**Data excerpts**
************
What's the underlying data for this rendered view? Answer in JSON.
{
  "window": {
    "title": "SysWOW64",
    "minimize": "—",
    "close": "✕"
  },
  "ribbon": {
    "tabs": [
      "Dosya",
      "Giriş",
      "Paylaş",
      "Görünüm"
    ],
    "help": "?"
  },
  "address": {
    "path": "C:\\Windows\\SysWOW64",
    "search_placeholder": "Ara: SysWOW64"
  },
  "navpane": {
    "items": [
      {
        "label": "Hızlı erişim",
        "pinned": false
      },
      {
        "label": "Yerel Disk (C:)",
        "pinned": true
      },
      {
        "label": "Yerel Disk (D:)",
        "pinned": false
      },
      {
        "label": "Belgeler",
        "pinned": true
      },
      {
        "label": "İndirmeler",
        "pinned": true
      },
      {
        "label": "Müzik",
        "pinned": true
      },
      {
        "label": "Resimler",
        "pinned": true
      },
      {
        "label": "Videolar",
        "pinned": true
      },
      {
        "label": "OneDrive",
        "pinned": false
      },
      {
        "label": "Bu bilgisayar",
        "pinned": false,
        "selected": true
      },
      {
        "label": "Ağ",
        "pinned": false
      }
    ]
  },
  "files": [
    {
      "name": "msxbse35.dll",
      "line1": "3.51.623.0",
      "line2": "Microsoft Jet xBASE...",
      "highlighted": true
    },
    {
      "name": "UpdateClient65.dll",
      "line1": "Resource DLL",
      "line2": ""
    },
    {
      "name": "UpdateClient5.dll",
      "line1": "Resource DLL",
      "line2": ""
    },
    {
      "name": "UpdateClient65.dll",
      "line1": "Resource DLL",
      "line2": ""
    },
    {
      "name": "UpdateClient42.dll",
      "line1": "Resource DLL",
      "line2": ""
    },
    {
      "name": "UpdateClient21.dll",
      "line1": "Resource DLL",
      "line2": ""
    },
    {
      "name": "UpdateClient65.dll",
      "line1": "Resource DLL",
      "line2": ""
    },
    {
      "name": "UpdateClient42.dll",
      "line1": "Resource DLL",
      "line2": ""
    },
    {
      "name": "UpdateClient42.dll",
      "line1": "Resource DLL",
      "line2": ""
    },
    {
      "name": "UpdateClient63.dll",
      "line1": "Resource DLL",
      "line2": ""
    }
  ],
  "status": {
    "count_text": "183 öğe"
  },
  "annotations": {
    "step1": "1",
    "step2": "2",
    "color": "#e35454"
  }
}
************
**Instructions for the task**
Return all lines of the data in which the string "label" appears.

**Task result**
        "label": "Hızlı erişim",
        "label": "Yerel Disk (C:)",
        "label": "Yerel Disk (D:)",
        "label": "Belgeler",
        "label": "İndirmeler",
        "label": "Müzik",
        "label": "Resimler",
        "label": "Videolar",
        "label": "OneDrive",
        "label": "Bu bilgisayar",
        "label": "Ağ",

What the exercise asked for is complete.